watch One-Minute World News
Last Updated: Wednesday, 3 January 2007, 19:55 GMT
Fed hints at future rate increase
US house for sale sign
The Fed also raised concerns about the slowing property market
The US Federal Reserve hinted further interest rate rises may be needed to keep inflation in check at its last policy meeting, minutes show.

At the December meeting, the Fed voted to leave rates on hold at 5.25% for the fourth time in a row.

As well as inflation, the group was also worried about a "substantial" slowdown in the housing market.

Analysts believe the Fed is waiting for a clearer picture of both the US economy and future inflation risk.

'Mixed signals'

"Several members judged that the subdued tone of some incoming indicators meant that the downside risks to economic growth in the near term had increased a little and become a bit more broadly based than previously thought," minutes of the meeting showed.

"Nonetheless, all members agreed that the risk that inflation would fail to moderate as desired remained the predominant concern."

As well as inflation, the report also highlighted the "mixed" signals coming from the economy - with one member calling for a statement saying rates could be adjusted in either direction.

In a statement accompanying its rates decision last month, the Fed left the door open for further rises to rein in inflation should it be needed.

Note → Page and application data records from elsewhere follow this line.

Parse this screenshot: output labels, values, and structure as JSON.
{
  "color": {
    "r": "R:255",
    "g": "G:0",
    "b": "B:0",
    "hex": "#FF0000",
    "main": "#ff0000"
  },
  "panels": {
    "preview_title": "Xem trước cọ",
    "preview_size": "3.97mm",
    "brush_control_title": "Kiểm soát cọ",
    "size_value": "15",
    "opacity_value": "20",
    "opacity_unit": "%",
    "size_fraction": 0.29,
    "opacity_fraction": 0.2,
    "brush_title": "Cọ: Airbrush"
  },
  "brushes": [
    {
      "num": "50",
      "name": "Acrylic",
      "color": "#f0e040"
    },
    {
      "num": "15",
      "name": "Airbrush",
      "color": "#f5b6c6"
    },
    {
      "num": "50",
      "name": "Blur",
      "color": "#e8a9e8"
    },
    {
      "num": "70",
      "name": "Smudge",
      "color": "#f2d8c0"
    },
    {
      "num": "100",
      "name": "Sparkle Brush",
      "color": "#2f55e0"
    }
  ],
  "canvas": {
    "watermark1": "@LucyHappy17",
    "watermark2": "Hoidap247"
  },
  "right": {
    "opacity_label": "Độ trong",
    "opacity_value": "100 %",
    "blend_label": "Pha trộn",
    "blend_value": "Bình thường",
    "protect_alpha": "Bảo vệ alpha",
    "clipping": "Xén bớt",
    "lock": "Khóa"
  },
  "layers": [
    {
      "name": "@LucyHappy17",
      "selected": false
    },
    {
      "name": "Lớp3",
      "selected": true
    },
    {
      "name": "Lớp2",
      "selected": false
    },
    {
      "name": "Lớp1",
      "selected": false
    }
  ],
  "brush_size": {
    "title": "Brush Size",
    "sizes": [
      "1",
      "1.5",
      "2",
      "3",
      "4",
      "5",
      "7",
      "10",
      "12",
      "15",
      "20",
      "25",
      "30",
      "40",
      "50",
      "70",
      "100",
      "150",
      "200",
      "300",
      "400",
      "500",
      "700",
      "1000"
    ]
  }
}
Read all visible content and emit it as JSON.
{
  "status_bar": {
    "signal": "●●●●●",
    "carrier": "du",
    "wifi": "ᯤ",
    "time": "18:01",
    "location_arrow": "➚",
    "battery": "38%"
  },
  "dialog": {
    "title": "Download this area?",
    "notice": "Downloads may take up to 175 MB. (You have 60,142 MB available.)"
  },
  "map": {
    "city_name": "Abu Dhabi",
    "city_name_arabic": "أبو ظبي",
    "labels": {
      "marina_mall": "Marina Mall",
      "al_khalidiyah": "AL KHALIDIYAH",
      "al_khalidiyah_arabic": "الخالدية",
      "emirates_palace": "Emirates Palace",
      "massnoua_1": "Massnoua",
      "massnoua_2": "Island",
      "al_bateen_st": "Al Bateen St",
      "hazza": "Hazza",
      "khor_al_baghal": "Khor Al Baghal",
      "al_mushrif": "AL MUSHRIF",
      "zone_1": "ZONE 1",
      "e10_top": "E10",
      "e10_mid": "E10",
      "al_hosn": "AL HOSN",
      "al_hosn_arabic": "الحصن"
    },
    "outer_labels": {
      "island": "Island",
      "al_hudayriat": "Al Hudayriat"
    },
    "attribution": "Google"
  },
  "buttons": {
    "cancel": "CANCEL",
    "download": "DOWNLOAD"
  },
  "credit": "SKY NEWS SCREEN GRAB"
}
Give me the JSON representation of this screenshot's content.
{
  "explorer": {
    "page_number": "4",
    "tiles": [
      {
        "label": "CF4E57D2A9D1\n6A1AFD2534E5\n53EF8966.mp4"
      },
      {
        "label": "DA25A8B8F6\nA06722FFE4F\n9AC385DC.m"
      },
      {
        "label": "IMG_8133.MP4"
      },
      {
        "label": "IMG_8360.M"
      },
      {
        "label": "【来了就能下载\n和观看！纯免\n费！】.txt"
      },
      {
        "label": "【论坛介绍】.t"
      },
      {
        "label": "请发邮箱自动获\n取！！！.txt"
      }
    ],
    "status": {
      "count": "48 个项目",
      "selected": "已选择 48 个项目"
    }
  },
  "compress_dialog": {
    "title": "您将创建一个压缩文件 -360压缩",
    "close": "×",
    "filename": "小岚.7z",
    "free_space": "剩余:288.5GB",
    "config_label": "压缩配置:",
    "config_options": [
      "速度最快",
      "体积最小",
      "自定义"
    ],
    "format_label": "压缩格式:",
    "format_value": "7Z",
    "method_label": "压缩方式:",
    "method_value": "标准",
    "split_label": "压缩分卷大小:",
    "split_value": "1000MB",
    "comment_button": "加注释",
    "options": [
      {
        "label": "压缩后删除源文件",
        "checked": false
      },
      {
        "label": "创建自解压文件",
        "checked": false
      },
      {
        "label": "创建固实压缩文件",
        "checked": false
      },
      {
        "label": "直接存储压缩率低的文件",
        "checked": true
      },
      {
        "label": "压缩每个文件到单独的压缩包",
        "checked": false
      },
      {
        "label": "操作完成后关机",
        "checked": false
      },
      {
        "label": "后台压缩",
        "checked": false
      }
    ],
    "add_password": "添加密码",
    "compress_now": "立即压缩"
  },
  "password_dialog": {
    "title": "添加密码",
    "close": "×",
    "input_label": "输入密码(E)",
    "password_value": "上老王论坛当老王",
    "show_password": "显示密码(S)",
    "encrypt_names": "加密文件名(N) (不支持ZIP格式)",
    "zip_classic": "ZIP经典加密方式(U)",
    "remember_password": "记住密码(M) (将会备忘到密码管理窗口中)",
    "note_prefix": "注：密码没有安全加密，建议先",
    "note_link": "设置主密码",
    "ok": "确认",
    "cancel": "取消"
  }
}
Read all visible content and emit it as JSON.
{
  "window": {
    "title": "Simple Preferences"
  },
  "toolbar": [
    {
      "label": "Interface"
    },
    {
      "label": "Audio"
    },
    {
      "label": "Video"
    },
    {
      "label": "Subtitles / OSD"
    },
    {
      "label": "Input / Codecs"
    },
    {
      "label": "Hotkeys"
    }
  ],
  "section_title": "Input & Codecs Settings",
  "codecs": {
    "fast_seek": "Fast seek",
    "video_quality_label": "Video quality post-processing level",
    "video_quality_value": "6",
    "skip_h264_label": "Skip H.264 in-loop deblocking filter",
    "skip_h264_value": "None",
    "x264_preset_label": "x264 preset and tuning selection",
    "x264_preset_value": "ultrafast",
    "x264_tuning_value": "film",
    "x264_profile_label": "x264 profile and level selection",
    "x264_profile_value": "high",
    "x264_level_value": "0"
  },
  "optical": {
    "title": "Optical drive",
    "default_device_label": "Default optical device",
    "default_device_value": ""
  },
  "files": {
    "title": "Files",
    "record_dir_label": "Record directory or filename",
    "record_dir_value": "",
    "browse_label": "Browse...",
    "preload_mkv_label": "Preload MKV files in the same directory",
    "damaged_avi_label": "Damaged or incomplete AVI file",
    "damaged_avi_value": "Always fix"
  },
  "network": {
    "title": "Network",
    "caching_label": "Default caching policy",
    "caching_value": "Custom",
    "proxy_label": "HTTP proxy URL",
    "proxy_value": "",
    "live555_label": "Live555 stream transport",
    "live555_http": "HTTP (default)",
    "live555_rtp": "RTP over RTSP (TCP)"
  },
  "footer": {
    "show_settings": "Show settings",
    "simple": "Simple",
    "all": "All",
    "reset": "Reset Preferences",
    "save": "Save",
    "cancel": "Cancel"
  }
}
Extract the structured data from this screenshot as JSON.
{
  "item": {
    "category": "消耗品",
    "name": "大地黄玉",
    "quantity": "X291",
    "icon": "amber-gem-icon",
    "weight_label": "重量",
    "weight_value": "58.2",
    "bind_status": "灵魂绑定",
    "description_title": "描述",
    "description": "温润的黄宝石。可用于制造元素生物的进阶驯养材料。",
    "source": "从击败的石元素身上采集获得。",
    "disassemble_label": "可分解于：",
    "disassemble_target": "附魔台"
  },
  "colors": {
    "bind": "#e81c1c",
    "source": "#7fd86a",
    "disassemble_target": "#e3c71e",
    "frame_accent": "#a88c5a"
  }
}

Despite the latest data, manufacturing activity remains weaker than in recent years, the once-buoyant housing market has cooled markedly and consumer spending remains a concern despite a small increase towards the end of the year.

According to the notes of the meeting all but one of the 12-member committee voted to leave rates on hold for the fourth time in a row after 18 successive rises.

The BBC is not responsible for the content of external internet sites

Has China's housing bubble burst?
How the world's oldest clove tree defied an empire
Why Royal Ballet principal Sergei Polunin quit


Americas Africa Europe Middle East South Asia Asia Pacific